Trans fluid is a compromise between lubricating the bearings and gears while still providing enough friction that the synchronizers will function properly to match the gear speeds. Then there is the stiction that causes detent and syncro problems like the early 9-3 boxes.
So you can see that the oil will not be able to "fix" a crunchy syncro…
The few gearboxes I have taken apart that came with the blue/green MTL had very odd looking syncro’s, they were polished. One about a week after change on a low mileage viggen jammed Reverse syncro ring it would not come off the gear.
There are a few different trans fluid groups that have different combinations of these properties. I stick to the factory 0063 and just work to keep the trans temp within the limits of the fluid. Since after all it is not generally a bearing failure that kills our gearboxes but rather massive overload failures.
Having a couple 500hp one with 500ftlb the first box broke with 400tq.. and no drag strip. New one has a nastier clutch and more 1/4miles than I care to think about. With 8.5" Slicks there is no wheelspin.
Wheel-hop is the primary killer, after that spinning wheels and the associated tq spike when it bites. Has nothing to do with power delivery. You get 10x the spike when shifting hard running too much clutch Put it on a dyno and run it from 3rd to 4th in road mode while logging the tq. ouch. Sure will teach you to shift better after seeing that data. Also you want to run enough clutch to hold the power without being overly aggressive and the resulting shock loads.

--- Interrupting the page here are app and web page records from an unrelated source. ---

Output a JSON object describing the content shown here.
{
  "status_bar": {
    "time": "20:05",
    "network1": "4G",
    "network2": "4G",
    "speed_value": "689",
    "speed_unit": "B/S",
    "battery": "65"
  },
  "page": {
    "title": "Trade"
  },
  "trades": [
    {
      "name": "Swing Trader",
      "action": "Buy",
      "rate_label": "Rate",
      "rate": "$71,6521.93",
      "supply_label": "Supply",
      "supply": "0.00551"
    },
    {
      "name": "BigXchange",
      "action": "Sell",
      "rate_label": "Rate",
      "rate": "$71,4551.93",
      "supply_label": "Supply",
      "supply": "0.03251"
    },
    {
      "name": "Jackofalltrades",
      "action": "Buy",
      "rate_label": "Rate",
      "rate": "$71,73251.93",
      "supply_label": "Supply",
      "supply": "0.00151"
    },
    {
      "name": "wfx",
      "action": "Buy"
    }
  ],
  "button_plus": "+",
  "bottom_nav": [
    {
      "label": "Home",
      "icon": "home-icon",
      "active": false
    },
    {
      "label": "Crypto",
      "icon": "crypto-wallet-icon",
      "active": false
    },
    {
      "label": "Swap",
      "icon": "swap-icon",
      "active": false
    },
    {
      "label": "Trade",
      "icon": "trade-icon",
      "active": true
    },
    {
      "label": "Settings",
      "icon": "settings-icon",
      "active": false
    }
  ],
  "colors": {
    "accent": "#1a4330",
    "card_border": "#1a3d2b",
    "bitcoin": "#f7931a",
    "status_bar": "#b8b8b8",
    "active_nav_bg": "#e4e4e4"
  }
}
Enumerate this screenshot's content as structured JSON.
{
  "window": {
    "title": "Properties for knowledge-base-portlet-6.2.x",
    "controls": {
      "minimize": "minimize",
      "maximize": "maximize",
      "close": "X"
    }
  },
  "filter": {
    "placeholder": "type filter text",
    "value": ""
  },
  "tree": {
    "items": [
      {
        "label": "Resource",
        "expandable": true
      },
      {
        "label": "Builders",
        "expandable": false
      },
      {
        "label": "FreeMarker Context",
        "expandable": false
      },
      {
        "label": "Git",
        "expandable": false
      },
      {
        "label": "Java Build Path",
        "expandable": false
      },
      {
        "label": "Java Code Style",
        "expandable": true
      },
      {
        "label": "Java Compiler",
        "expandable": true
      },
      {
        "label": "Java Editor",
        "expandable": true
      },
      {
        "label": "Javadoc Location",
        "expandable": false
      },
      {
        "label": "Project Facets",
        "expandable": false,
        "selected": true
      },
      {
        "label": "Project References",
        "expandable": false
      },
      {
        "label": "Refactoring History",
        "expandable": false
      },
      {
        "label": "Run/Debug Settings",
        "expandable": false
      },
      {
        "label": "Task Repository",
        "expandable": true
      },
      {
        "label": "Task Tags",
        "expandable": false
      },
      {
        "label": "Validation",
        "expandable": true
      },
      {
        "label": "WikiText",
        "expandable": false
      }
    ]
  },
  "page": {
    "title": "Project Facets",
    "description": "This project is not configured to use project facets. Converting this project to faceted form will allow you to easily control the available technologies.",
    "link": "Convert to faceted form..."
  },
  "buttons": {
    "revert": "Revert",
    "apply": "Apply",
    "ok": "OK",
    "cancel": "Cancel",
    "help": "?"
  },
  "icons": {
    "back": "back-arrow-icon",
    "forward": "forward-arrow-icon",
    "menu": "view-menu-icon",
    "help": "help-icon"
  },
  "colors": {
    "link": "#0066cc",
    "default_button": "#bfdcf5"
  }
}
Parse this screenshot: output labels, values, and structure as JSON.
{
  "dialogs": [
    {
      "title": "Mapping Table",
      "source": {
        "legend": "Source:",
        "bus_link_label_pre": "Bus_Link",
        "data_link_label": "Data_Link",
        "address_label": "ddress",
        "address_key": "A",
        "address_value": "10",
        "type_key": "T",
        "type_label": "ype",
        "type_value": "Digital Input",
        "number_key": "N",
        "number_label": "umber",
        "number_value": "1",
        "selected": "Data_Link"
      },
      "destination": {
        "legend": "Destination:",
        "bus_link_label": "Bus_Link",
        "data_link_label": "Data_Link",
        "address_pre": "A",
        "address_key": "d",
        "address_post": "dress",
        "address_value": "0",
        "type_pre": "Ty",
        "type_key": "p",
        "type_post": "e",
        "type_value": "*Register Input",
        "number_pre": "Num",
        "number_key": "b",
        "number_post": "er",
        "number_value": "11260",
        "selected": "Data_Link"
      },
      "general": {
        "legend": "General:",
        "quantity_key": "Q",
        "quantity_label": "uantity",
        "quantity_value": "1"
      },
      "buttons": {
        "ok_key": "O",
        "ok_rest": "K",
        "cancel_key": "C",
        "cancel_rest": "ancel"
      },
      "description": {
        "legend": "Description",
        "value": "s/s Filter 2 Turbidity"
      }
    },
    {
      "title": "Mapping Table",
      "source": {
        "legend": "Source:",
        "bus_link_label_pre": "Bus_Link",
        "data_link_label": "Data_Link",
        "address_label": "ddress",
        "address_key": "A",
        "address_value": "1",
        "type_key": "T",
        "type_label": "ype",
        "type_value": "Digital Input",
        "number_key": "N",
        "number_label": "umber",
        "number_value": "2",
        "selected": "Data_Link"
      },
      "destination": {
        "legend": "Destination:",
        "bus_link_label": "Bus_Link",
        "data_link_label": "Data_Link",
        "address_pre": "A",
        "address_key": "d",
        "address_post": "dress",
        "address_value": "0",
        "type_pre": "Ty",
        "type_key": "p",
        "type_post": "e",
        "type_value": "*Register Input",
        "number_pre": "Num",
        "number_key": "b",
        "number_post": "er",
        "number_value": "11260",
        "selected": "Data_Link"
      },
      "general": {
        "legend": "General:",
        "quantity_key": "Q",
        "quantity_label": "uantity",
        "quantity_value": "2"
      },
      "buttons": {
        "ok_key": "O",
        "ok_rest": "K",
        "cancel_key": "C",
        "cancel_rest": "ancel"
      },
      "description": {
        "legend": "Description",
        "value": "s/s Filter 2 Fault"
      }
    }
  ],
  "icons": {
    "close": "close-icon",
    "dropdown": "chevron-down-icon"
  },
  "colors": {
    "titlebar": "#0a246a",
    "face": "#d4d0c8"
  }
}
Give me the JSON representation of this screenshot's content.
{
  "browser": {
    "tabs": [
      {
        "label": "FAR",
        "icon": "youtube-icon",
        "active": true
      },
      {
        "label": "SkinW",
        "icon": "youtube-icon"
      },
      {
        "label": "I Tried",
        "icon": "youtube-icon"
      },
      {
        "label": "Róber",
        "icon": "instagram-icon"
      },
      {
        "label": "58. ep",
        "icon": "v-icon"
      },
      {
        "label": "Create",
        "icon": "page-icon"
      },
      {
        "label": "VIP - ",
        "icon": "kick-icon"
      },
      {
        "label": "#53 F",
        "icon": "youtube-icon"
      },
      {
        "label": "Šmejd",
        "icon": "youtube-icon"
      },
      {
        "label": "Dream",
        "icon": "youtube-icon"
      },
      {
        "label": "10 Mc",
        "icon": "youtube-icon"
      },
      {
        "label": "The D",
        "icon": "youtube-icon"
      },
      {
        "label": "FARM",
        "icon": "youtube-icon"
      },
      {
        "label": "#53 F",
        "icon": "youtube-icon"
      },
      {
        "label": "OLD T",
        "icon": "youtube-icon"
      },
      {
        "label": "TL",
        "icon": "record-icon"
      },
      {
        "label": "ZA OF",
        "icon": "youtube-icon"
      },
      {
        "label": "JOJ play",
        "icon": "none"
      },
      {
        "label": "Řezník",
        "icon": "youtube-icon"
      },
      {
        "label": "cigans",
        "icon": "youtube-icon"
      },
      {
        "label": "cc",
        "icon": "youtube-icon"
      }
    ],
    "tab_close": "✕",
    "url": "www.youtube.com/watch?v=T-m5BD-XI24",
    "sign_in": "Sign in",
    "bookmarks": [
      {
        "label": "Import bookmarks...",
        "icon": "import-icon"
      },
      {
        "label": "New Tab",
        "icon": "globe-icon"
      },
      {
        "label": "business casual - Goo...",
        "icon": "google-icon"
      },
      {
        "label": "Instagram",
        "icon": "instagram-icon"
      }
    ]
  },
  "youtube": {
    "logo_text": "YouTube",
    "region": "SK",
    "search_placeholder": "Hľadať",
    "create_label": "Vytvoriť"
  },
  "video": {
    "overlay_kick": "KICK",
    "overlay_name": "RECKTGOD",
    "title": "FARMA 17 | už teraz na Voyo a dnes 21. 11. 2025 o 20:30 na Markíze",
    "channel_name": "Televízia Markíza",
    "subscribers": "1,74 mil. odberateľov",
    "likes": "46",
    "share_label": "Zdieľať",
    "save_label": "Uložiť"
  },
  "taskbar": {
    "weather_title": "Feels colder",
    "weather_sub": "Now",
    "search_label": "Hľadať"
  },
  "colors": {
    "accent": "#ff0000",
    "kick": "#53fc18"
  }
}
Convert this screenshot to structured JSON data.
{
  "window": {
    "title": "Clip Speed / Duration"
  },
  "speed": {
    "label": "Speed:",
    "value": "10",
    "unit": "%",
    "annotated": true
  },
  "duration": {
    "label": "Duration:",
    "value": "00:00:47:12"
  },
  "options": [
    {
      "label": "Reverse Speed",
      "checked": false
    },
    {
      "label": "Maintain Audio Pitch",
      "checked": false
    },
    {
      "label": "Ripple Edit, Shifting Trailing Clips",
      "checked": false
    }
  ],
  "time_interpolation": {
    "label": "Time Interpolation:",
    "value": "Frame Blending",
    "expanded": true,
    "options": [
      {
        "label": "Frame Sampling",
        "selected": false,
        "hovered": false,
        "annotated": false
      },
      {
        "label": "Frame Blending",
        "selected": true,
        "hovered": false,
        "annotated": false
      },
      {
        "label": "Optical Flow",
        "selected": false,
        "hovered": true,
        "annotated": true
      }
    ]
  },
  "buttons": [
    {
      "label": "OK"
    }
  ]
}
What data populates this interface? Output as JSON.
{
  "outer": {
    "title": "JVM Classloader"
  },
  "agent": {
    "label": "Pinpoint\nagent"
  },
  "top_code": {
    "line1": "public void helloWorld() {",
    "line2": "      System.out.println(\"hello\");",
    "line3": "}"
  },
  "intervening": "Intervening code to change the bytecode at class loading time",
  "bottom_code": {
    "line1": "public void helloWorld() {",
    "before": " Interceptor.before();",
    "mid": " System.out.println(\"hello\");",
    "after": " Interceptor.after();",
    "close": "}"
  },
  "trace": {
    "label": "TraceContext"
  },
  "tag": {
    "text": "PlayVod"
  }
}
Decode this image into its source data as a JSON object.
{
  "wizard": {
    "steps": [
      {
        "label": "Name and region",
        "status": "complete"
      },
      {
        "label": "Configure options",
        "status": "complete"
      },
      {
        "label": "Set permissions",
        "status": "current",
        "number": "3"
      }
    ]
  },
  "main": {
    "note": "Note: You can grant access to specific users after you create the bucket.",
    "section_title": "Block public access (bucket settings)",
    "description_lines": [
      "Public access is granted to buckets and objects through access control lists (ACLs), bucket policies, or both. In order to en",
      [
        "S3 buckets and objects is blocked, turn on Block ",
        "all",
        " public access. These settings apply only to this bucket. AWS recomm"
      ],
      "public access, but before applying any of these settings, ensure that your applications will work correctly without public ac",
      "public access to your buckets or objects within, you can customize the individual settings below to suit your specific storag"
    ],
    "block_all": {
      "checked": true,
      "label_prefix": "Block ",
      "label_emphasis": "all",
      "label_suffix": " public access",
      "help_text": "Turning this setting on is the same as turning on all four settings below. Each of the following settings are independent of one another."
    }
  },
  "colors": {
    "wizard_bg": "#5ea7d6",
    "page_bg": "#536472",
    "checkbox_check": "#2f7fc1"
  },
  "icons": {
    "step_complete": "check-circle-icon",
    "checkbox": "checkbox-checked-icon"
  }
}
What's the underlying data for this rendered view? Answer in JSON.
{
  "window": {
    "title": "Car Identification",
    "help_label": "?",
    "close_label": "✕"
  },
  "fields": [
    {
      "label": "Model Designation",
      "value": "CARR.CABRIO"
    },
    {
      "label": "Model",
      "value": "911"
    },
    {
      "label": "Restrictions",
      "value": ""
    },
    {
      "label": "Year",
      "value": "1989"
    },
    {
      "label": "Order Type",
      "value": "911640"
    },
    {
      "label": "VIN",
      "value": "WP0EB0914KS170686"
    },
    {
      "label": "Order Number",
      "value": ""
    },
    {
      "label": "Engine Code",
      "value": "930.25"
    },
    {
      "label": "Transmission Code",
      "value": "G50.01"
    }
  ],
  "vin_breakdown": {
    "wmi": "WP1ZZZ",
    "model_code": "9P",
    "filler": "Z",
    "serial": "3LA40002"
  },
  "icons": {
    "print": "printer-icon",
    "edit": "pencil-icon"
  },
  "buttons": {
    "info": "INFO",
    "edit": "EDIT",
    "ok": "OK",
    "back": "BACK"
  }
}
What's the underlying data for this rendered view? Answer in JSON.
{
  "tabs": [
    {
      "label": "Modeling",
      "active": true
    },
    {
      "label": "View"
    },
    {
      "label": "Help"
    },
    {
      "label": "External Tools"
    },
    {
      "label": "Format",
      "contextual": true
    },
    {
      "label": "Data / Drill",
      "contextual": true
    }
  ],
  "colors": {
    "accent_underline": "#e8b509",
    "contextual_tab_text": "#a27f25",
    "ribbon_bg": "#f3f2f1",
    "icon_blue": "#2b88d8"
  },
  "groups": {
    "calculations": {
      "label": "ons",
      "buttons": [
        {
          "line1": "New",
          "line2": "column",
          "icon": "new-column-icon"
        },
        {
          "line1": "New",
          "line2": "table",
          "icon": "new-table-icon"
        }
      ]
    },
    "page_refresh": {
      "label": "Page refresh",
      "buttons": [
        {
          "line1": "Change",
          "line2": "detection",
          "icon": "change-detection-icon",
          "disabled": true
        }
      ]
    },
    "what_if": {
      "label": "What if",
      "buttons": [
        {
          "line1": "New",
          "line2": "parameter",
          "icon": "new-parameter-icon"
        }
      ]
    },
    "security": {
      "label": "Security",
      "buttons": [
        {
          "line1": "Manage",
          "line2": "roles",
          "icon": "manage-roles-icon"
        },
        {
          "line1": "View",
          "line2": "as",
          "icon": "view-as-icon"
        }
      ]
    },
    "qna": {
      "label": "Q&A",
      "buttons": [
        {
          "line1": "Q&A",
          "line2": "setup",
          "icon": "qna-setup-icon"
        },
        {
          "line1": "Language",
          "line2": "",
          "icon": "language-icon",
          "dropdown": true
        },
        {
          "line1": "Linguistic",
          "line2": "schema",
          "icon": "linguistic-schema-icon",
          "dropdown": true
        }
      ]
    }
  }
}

Reuse the ring gear bolts? I use ARP bolts for all the ring gears. Cheaper than factory. I have reused the ring gear bolts a single time on low output cars. It is cheap insurance to replace.
Minimum parts to install a Quaife?
Quaife depends on app
Differential bearings 2x 12788353 ($39.45 ea)
Crush sleeve 55352125 ($58.05)
Locknut, Pinion 12755195 ($9.56)
Gasket kit 8781494 ($82.00)
MTF-0063 2x 93165290 ($10.50 ea)
ARP Ring Gear bolts Set of 12 KIT ($64.00 kit)
Shims As required (various numbers.)
Update Kit 5440516 ($237) LINK
(Prices Feb 2009 MSRP our price -15%, all these parts are stocked even though they may not be in the catalog.)
There are quite a few special tools required to keep you from chipping 5th gear or aid in calculating preload for example. I would leave gearbox rebuilding to someone that has done quite a few of these gearbox especially if you are running a high output car where the margin for error has been reduced with high loads. How long? Well depends on the car and the technician. Around 10 hours is quite reasonable. If there are more updates than just a diff count on a bit more time.
Some of my upgrades can only be done if you have access to a machine shop. Pinning the pinion brace, using a spacer instead of the crush sleeve etc.
No reproduction permitted
Nick Taliaferro 2009 Any questions just email me.
What do I have to do to use a viggen transmission into my 97 900se?
Well the biggest hurdle will be the driveshafts. The Viggen uses the F35 differential and the splines are not the same. So the quick answer is to get Viggen driveshafts right, partially. The Viggen also used the larger 9-5 outer CV joints. They have a larger diameter ABS ring too and will not clear the normal uprights. You could get the Vig ABS sensor mounts and have a local machine shop clearance the upright for the cv joint. Not sure how reasonable this is but probably the only easy option. Otherwise you can put a F25 diff inside with a gearbox rebuild and it will drop right in.
For more gear ratios etc look in the gearbox pics Gallery